The aftermath of the housing market crash has shifted the demographics of homeownership. By April 2013, the homeownership rate in the United States had dropped to 65%, its lowest level since 1995.
The plodding U.S. economic recovery, tightened credit, and limited home supply has weighed on homeownership rates. In place of home purchases, single-families and 20- and 30-somethings have turned partially to rental units.
Today, demand for housing is high, both for rentals and home purchases. Limited supply continues to push asking prices higher. In the face of this challenging – and transitioning – market, we often hear the question: is it better to rent or buy?
Below, we approach the question with a few of the most important points to consider.
The market recovers
Easy credit helped fuel the housing bubble, and it also helped fuel the homeownership spike. When the bubble popped, foreclosure activity snowballed as the U.S. economy sunk into recession and more and more mortgage holders defaulted on monthly payments.
During the crisis years, home values plummeted, thus eliminating chunks of home equity. Homeowners lost 30-40-50% of the value in their homes and fell “underwater”, causing further short sale and foreclosure activity. From September 2008 when the housing crisis began, 4.4 million foreclosures were completed,according to CoreLogic.
Investors helped turn the market in 2011 and 2012 by purchasing distressed properties and turning them into rentals.
According to a recent article in Bloomberg News, “Private-equity firms, hedge funds and real estate investment trusts have bought more than 100,000 U.S. homes, becoming dominant single-family landlords in markets hardest-hit by the housing crash such as Atlanta. ”
Prompted by improved economic outlook and favorable affordability levels, single-family buyers entered back into the housing market by late-2012 and early-2013. There, they found stiff competition with investors and other buyers. Real estate inventory quickly depleted below the “healthy” six month average, falling to 4 and 5 months.

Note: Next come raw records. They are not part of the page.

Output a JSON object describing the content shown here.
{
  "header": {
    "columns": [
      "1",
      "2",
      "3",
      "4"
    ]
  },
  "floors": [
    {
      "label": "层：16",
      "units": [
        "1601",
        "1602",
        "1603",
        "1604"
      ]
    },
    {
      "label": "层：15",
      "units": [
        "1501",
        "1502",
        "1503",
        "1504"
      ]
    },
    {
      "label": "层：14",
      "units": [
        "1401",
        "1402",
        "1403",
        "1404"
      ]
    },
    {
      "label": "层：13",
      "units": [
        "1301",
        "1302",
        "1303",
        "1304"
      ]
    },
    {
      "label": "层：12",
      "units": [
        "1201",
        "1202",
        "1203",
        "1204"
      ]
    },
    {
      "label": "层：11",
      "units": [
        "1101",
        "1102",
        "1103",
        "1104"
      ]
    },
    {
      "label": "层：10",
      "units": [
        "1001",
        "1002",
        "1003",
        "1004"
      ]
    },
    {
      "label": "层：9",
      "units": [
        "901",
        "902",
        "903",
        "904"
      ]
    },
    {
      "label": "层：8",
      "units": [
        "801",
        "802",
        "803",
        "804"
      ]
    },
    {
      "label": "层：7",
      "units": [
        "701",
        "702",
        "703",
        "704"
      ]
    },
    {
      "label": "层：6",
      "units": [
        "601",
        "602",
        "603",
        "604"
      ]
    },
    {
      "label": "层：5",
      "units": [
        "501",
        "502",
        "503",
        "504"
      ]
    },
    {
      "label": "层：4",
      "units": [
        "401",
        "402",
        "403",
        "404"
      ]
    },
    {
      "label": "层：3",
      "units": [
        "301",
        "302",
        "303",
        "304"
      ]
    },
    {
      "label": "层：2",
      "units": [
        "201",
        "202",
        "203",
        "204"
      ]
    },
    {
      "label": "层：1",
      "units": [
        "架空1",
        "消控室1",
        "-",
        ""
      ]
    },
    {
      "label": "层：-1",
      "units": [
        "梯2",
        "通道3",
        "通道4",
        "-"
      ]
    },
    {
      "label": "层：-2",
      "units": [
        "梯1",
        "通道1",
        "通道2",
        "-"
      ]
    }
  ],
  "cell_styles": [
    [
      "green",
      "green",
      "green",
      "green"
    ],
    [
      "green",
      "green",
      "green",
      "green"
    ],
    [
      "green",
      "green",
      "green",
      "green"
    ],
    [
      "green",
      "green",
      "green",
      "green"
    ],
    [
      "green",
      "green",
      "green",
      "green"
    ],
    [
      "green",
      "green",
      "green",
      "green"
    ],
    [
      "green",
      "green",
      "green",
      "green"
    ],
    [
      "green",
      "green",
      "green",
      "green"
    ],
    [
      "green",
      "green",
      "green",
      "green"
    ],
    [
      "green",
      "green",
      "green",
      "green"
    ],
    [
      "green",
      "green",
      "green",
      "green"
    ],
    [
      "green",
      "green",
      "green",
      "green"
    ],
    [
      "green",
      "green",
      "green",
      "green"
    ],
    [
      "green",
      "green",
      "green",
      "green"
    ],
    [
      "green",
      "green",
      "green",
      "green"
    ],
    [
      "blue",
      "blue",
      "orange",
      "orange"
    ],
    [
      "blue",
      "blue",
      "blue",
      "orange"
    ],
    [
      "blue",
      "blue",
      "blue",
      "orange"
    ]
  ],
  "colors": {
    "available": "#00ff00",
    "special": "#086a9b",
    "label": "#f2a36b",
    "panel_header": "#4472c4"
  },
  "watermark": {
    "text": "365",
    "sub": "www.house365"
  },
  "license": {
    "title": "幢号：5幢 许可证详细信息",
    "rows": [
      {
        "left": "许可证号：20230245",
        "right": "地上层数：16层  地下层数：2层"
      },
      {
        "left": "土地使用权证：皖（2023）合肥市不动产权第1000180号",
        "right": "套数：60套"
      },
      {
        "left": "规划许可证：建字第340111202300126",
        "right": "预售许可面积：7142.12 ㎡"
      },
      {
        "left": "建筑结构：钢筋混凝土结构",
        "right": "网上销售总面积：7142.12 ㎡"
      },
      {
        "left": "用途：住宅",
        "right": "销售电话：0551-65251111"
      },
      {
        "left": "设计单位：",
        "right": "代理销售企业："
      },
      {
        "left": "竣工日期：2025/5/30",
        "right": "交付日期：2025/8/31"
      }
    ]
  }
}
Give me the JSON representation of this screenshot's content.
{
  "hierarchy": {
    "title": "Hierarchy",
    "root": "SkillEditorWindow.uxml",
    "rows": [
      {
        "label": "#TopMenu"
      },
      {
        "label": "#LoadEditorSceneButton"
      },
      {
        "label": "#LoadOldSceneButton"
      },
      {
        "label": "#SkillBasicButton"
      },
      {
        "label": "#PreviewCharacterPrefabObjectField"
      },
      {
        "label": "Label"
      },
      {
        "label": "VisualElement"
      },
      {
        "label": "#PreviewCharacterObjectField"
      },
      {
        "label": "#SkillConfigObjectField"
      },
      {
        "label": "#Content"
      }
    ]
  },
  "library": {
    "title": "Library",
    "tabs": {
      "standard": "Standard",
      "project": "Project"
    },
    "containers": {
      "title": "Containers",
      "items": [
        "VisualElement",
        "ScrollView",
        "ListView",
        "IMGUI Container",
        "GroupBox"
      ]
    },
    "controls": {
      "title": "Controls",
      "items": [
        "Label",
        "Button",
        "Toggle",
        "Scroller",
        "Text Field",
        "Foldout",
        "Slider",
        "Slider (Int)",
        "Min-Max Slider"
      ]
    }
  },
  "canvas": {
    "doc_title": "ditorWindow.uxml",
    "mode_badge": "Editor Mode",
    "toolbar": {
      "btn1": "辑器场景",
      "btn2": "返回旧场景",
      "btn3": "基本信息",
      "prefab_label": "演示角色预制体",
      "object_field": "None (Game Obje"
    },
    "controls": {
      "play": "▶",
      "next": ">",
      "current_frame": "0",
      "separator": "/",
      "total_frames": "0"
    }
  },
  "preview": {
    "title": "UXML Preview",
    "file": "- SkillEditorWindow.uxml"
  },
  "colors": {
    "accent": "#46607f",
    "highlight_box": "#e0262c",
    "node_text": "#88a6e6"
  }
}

Part of the problem was that home building activity remained dormant during the “crash” years (2008 through 2012).
Today, families mulling homeownership are facing higher mortgage rates (though still historically low), rising home prices (though still historically low), and strong competition.
The rent side of the spectrum isn’t easy either. As potential buyers struggle to find a home, they turn to the rental market, where they find lower inventory, increased competition, and higher prices.
A recent study by Trulia found that rents had increased by 3.9% over the past year, ”a huge increase when compared with inflation.” What’s more, “incomes are not keeping pace with rent increases, putting renters in an even tighter position.”
To Rent or Buy?
Google the question “is it better to rent or buy” and the first result to come up is a New York Times infographic by that exact title. The chart allows you to compare the costs accrued from your monthly rent against a potential home purchase, including the home price, down payment, mortgage rate, and property taxes.
Let’s take a local example. Data on the San Luis Obispo Chamber of Commerce website estimates that the median price for a single-family home in SLO County is $360,000 and the median three-bedroom rent is $1,456. The chart assumes annual 3% home price appreciation, and an annual 2% rise in rent, which are about average on a national level over time (though currently fluctuations are much larger).
Under these average perimeters and an average loan profile, the NYT chart estimates that buying will have become a better proposition after eight years, when annual savings will begin to mount.
The Expert’s Take
The eight-year guideline is a rough one. In the housing industry, ever borrower is different. Central Coast Lending owner Jason Grote acknowledges this fact, and points out a few practical concerns.
1) Retirement planning.
“First and foremost, buying is one of the only ways that somebody can avoid a house payment in retirement. If you buy a house with a 30-year fixed mortgage around the age of 30 you can own your home clear by the age of 60. That takes the pressure off of retirement savings and ultimately requires less money to retire.
2) Mortgage interest deduction benefit.
Brrowers are able to deduct interest paid as a part of mortgage payments from their income. During the first five years of mortgage payments, about 25% of monthly mortgage payments is from interest (on average), which makes this deduction potentially substantial.
3) The intangibles.
“Owning a home gives you more freedom, security, and enjoyment of your property over the long term,” said Grote.
Renters run the risk of getting displaced.
“Having to move increases cost of living,” said Grote. “You don’t have ultimate control over the use of your property and your enjoyment is always dependent on somebody else’s approval of the property.”
Grote points out that there is another end of the spectrum. Homeowners are solely responsible for their home, which means increased maintenance costs.
Also, a home purchase requires a much stronger commitment than renting. Borrowers must plan for a down payment (although this is flexible depending on the loan program), and a reasonable expectation to live in one place over a long period of time.
Renting is flexible and requires less up-front money, but as the monthly payments add up, renters have little to show for their inputs, whereas homeowners have built up equity in a place they can call their own.
As we write before, every situation is going to be different. Give us a call at 805.543.LOAN to talk to one of our loan officers for a free, confidential, and honest assessment about if homeownership is right for you.